Problem statement: The copy you produce must repeat each record exactly and contain no pictures.

Dataset records:
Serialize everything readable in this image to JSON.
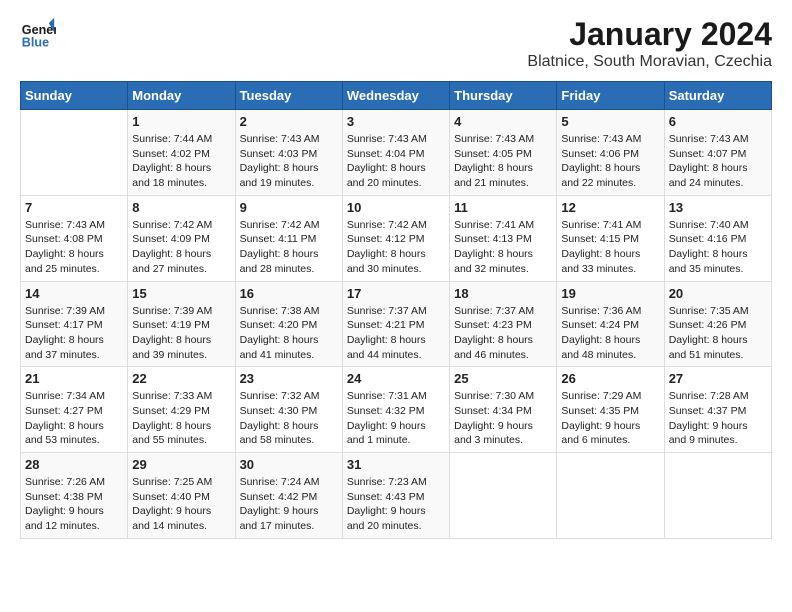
{
  "header": {
    "logo_line1": "General",
    "logo_line2": "Blue",
    "title": "January 2024",
    "subtitle": "Blatnice, South Moravian, Czechia"
  },
  "days_of_week": [
    "Sunday",
    "Monday",
    "Tuesday",
    "Wednesday",
    "Thursday",
    "Friday",
    "Saturday"
  ],
  "weeks": [
    [
      {
        "day": "",
        "info": ""
      },
      {
        "day": "1",
        "info": "Sunrise: 7:44 AM\nSunset: 4:02 PM\nDaylight: 8 hours\nand 18 minutes."
      },
      {
        "day": "2",
        "info": "Sunrise: 7:43 AM\nSunset: 4:03 PM\nDaylight: 8 hours\nand 19 minutes."
      },
      {
        "day": "3",
        "info": "Sunrise: 7:43 AM\nSunset: 4:04 PM\nDaylight: 8 hours\nand 20 minutes."
      },
      {
        "day": "4",
        "info": "Sunrise: 7:43 AM\nSunset: 4:05 PM\nDaylight: 8 hours\nand 21 minutes."
      },
      {
        "day": "5",
        "info": "Sunrise: 7:43 AM\nSunset: 4:06 PM\nDaylight: 8 hours\nand 22 minutes."
      },
      {
        "day": "6",
        "info": "Sunrise: 7:43 AM\nSunset: 4:07 PM\nDaylight: 8 hours\nand 24 minutes."
      }
    ],
    [
      {
        "day": "7",
        "info": "Sunrise: 7:43 AM\nSunset: 4:08 PM\nDaylight: 8 hours\nand 25 minutes."
      },
      {
        "day": "8",
        "info": "Sunrise: 7:42 AM\nSunset: 4:09 PM\nDaylight: 8 hours\nand 27 minutes."
      },
      {
        "day": "9",
        "info": "Sunrise: 7:42 AM\nSunset: 4:11 PM\nDaylight: 8 hours\nand 28 minutes."
      },
      {
        "day": "10",
        "info": "Sunrise: 7:42 AM\nSunset: 4:12 PM\nDaylight: 8 hours\nand 30 minutes."
      },
      {
        "day": "11",
        "info": "Sunrise: 7:41 AM\nSunset: 4:13 PM\nDaylight: 8 hours\nand 32 minutes."
      },
      {
        "day": "12",
        "info": "Sunrise: 7:41 AM\nSunset: 4:15 PM\nDaylight: 8 hours\nand 33 minutes."
      },
      {
        "day": "13",
        "info": "Sunrise: 7:40 AM\nSunset: 4:16 PM\nDaylight: 8 hours\nand 35 minutes."
      }
    ],
    [
      {
        "day": "14",
        "info": "Sunrise: 7:39 AM\nSunset: 4:17 PM\nDaylight: 8 hours\nand 37 minutes."
      },
      {
        "day": "15",
        "info": "Sunrise: 7:39 AM\nSunset: 4:19 PM\nDaylight: 8 hours\nand 39 minutes."
      },
      {
        "day": "16",
        "info": "Sunrise: 7:38 AM\nSunset: 4:20 PM\nDaylight: 8 hours\nand 41 minutes."
      },
      {
        "day": "17",
        "info": "Sunrise: 7:37 AM\nSunset: 4:21 PM\nDaylight: 8 hours\nand 44 minutes."
      },
      {
        "day": "18",
        "info": "Sunrise: 7:37 AM\nSunset: 4:23 PM\nDaylight: 8 hours\nand 46 minutes."
      },
      {
        "day": "19",
        "info": "Sunrise: 7:36 AM\nSunset: 4:24 PM\nDaylight: 8 hours\nand 48 minutes."
      },
      {
        "day": "20",
        "info": "Sunrise: 7:35 AM\nSunset: 4:26 PM\nDaylight: 8 hours\nand 51 minutes."
      }
    ],
    [
      {
        "day": "21",
        "info": "Sunrise: 7:34 AM\nSunset: 4:27 PM\nDaylight: 8 hours\nand 53 minutes."
      },
      {
        "day": "22",
        "info": "Sunrise: 7:33 AM\nSunset: 4:29 PM\nDaylight: 8 hours\nand 55 minutes."
      },
      {
        "day": "23",
        "info": "Sunrise: 7:32 AM\nSunset: 4:30 PM\nDaylight: 8 hours\nand 58 minutes."
      },
      {
        "day": "24",
        "info": "Sunrise: 7:31 AM\nSunset: 4:32 PM\nDaylight: 9 hours\nand 1 minute."
      },
      {
        "day": "25",
        "info": "Sunrise: 7:30 AM\nSunset: 4:34 PM\nDaylight: 9 hours\nand 3 minutes."
      },
      {
        "day": "26",
        "info": "Sunrise: 7:29 AM\nSunset: 4:35 PM\nDaylight: 9 hours\nand 6 minutes."
      },
      {
        "day": "27",
        "info": "Sunrise: 7:28 AM\nSunset: 4:37 PM\nDaylight: 9 hours\nand 9 minutes."
      }
    ],
    [
      {
        "day": "28",
        "info": "Sunrise: 7:26 AM\nSunset: 4:38 PM\nDaylight: 9 hours\nand 12 minutes."
      },
      {
        "day": "29",
        "info": "Sunrise: 7:25 AM\nSunset: 4:40 PM\nDaylight: 9 hours\nand 14 minutes."
      },
      {
        "day": "30",
        "info": "Sunrise: 7:24 AM\nSunset: 4:42 PM\nDaylight: 9 hours\nand 17 minutes."
      },
      {
        "day": "31",
        "info": "Sunrise: 7:23 AM\nSunset: 4:43 PM\nDaylight: 9 hours\nand 20 minutes."
      },
      {
        "day": "",
        "info": ""
      },
      {
        "day": "",
        "info": ""
      },
      {
        "day": "",
        "info": ""
      }
    ]
  ]
}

Answer below:
Serialize everything readable in this image to JSON.
{
  "header": {
    "logo_line1": "General",
    "logo_line2": "Blue",
    "title": "January 2024",
    "subtitle": "Blatnice, South Moravian, Czechia"
  },
  "days_of_week": [
    "Sunday",
    "Monday",
    "Tuesday",
    "Wednesday",
    "Thursday",
    "Friday",
    "Saturday"
  ],
  "weeks": [
    [
      {
        "day": "",
        "info": ""
      },
      {
        "day": "1",
        "info": "Sunrise: 7:44 AM\nSunset: 4:02 PM\nDaylight: 8 hours\nand 18 minutes."
      },
      {
        "day": "2",
        "info": "Sunrise: 7:43 AM\nSunset: 4:03 PM\nDaylight: 8 hours\nand 19 minutes."
      },
      {
        "day": "3",
        "info": "Sunrise: 7:43 AM\nSunset: 4:04 PM\nDaylight: 8 hours\nand 20 minutes."
      },
      {
        "day": "4",
        "info": "Sunrise: 7:43 AM\nSunset: 4:05 PM\nDaylight: 8 hours\nand 21 minutes."
      },
      {
        "day": "5",
        "info": "Sunrise: 7:43 AM\nSunset: 4:06 PM\nDaylight: 8 hours\nand 22 minutes."
      },
      {
        "day": "6",
        "info": "Sunrise: 7:43 AM\nSunset: 4:07 PM\nDaylight: 8 hours\nand 24 minutes."
      }
    ],
    [
      {
        "day": "7",
        "info": "Sunrise: 7:43 AM\nSunset: 4:08 PM\nDaylight: 8 hours\nand 25 minutes."
      },
      {
        "day": "8",
        "info": "Sunrise: 7:42 AM\nSunset: 4:09 PM\nDaylight: 8 hours\nand 27 minutes."
      },
      {
        "day": "9",
        "info": "Sunrise: 7:42 AM\nSunset: 4:11 PM\nDaylight: 8 hours\nand 28 minutes."
      },
      {
        "day": "10",
        "info": "Sunrise: 7:42 AM\nSunset: 4:12 PM\nDaylight: 8 hours\nand 30 minutes."
      },
      {
        "day": "11",
        "info": "Sunrise: 7:41 AM\nSunset: 4:13 PM\nDaylight: 8 hours\nand 32 minutes."
      },
      {
        "day": "12",
        "info": "Sunrise: 7:41 AM\nSunset: 4:15 PM\nDaylight: 8 hours\nand 33 minutes."
      },
      {
        "day": "13",
        "info": "Sunrise: 7:40 AM\nSunset: 4:16 PM\nDaylight: 8 hours\nand 35 minutes."
      }
    ],
    [
      {
        "day": "14",
        "info": "Sunrise: 7:39 AM\nSunset: 4:17 PM\nDaylight: 8 hours\nand 37 minutes."
      },
      {
        "day": "15",
        "info": "Sunrise: 7:39 AM\nSunset: 4:19 PM\nDaylight: 8 hours\nand 39 minutes."
      },
      {
        "day": "16",
        "info": "Sunrise: 7:38 AM\nSunset: 4:20 PM\nDaylight: 8 hours\nand 41 minutes."
      },
      {
        "day": "17",
        "info": "Sunrise: 7:37 AM\nSunset: 4:21 PM\nDaylight: 8 hours\nand 44 minutes."
      },
      {
        "day": "18",
        "info": "Sunrise: 7:37 AM\nSunset: 4:23 PM\nDaylight: 8 hours\nand 46 minutes."
      },
      {
        "day": "19",
        "info": "Sunrise: 7:36 AM\nSunset: 4:24 PM\nDaylight: 8 hours\nand 48 minutes."
      },
      {
        "day": "20",
        "info": "Sunrise: 7:35 AM\nSunset: 4:26 PM\nDaylight: 8 hours\nand 51 minutes."
      }
    ],
    [
      {
        "day": "21",
        "info": "Sunrise: 7:34 AM\nSunset: 4:27 PM\nDaylight: 8 hours\nand 53 minutes."
      },
      {
        "day": "22",
        "info": "Sunrise: 7:33 AM\nSunset: 4:29 PM\nDaylight: 8 hours\nand 55 minutes."
      },
      {
        "day": "23",
        "info": "Sunrise: 7:32 AM\nSunset: 4:30 PM\nDaylight: 8 hours\nand 58 minutes."
      },
      {
        "day": "24",
        "info": "Sunrise: 7:31 AM\nSunset: 4:32 PM\nDaylight: 9 hours\nand 1 minute."
      },
      {
        "day": "25",
        "info": "Sunrise: 7:30 AM\nSunset: 4:34 PM\nDaylight: 9 hours\nand 3 minutes."
      },
      {
        "day": "26",
        "info": "Sunrise: 7:29 AM\nSunset: 4:35 PM\nDaylight: 9 hours\nand 6 minutes."
      },
      {
        "day": "27",
        "info": "Sunrise: 7:28 AM\nSunset: 4:37 PM\nDaylight: 9 hours\nand 9 minutes."
      }
    ],
    [
      {
        "day": "28",
        "info": "Sunrise: 7:26 AM\nSunset: 4:38 PM\nDaylight: 9 hours\nand 12 minutes."
      },
      {
        "day": "29",
        "info": "Sunrise: 7:25 AM\nSunset: 4:40 PM\nDaylight: 9 hours\nand 14 minutes."
      },
      {
        "day": "30",
        "info": "Sunrise: 7:24 AM\nSunset: 4:42 PM\nDaylight: 9 hours\nand 17 minutes."
      },
      {
        "day": "31",
        "info": "Sunrise: 7:23 AM\nSunset: 4:43 PM\nDaylight: 9 hours\nand 20 minutes."
      },
      {
        "day": "",
        "info": ""
      },
      {
        "day": "",
        "info": ""
      },
      {
        "day": "",
        "info": ""
      }
    ]
  ]
}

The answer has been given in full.